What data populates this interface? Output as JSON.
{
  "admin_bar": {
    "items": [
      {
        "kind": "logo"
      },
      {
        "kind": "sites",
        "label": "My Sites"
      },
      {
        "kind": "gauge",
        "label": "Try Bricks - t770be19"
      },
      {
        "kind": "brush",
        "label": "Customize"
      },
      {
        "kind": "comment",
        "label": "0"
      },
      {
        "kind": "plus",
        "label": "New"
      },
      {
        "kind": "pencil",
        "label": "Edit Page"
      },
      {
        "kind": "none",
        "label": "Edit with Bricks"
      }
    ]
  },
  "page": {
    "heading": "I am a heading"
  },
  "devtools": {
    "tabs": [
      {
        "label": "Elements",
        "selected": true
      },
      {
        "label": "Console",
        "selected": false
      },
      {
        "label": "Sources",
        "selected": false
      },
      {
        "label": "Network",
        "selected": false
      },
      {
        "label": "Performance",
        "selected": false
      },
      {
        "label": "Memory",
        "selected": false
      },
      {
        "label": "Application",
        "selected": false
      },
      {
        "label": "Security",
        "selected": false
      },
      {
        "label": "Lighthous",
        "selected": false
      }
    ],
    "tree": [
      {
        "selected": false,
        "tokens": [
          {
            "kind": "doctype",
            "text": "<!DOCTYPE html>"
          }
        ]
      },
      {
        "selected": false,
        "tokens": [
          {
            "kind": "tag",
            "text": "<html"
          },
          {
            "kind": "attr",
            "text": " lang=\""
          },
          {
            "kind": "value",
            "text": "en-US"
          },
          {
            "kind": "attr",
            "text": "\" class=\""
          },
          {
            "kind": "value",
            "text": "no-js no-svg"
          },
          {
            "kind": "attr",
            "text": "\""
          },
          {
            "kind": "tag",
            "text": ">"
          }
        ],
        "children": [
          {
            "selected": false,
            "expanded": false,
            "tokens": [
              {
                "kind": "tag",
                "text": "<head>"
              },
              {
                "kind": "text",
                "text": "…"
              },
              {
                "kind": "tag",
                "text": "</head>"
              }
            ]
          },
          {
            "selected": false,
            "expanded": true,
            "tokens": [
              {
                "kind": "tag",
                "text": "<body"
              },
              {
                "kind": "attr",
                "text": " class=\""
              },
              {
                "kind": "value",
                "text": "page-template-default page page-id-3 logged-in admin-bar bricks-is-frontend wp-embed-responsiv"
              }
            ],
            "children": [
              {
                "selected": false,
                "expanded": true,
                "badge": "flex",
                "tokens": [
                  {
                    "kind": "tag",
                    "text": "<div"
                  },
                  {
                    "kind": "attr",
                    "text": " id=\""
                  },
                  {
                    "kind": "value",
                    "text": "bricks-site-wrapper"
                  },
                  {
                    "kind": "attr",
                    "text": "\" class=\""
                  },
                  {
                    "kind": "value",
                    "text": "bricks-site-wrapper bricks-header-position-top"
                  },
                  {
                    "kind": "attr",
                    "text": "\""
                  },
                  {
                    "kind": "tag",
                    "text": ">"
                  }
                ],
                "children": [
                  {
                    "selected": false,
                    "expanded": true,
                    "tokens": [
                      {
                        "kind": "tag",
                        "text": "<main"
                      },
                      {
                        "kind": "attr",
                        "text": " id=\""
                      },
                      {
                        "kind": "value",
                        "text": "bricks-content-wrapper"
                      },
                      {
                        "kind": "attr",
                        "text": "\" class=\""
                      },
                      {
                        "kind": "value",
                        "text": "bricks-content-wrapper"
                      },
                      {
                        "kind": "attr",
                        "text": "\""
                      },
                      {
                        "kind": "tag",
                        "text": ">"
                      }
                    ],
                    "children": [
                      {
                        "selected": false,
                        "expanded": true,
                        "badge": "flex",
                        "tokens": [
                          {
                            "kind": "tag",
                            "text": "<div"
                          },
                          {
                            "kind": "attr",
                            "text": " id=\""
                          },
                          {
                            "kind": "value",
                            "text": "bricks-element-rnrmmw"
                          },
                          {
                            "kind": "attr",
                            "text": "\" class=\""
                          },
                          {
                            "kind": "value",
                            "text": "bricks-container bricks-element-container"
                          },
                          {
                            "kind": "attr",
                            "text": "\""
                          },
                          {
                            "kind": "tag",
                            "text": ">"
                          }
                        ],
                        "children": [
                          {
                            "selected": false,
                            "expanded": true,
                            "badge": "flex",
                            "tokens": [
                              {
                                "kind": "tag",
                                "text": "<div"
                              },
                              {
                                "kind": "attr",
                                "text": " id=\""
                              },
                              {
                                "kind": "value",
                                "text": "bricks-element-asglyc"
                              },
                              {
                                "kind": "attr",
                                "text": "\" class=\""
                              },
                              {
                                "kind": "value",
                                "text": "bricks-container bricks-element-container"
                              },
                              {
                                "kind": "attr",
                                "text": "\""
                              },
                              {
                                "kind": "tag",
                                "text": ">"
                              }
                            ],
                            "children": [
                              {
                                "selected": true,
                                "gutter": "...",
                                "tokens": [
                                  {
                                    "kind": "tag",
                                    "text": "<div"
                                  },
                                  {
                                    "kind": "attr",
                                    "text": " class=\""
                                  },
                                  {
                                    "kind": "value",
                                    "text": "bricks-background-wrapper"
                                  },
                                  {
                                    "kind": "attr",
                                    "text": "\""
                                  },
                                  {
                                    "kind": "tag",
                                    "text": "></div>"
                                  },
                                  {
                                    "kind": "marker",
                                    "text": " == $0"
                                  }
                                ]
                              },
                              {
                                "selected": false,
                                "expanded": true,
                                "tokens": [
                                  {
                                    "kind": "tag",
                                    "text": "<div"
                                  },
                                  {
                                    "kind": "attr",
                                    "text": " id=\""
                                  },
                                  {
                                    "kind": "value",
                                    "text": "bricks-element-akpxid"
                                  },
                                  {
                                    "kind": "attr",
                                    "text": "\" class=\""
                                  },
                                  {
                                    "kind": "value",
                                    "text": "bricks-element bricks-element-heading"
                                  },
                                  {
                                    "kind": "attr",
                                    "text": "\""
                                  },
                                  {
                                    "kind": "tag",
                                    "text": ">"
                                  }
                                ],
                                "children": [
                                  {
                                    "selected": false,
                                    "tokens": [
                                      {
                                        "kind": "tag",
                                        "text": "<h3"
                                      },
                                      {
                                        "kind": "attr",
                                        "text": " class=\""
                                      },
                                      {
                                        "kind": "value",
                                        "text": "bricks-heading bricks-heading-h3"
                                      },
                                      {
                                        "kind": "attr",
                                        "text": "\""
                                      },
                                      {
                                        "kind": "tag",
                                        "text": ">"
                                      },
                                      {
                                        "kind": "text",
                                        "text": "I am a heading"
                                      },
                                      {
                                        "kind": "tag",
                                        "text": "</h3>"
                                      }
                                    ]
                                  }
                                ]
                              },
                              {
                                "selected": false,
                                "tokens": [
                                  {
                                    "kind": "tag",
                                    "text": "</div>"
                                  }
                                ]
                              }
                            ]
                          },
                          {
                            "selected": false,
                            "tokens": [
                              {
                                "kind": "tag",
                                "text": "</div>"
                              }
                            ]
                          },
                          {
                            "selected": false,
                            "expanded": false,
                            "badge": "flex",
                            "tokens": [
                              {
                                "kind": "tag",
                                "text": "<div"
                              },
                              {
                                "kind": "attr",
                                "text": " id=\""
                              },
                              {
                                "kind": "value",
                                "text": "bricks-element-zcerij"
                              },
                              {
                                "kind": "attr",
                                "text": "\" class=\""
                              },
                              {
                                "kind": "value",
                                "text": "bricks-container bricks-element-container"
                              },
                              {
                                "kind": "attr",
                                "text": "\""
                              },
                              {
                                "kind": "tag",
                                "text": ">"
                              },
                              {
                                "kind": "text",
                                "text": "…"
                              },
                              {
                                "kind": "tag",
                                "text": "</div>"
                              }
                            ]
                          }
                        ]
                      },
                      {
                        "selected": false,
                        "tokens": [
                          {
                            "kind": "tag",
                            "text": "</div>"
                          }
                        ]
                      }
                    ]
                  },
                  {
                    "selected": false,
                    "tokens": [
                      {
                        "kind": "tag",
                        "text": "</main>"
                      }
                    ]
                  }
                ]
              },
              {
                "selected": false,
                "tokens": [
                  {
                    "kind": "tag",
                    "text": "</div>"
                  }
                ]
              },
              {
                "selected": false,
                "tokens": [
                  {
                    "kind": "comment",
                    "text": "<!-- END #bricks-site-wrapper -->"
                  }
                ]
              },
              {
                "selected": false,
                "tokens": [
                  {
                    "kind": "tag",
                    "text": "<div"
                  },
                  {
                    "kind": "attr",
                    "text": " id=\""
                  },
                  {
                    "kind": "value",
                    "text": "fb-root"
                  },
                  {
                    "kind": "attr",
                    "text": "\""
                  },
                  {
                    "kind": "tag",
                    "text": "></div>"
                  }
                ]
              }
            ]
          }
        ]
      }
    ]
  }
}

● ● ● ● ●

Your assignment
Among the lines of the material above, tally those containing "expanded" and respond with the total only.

Output of the task
8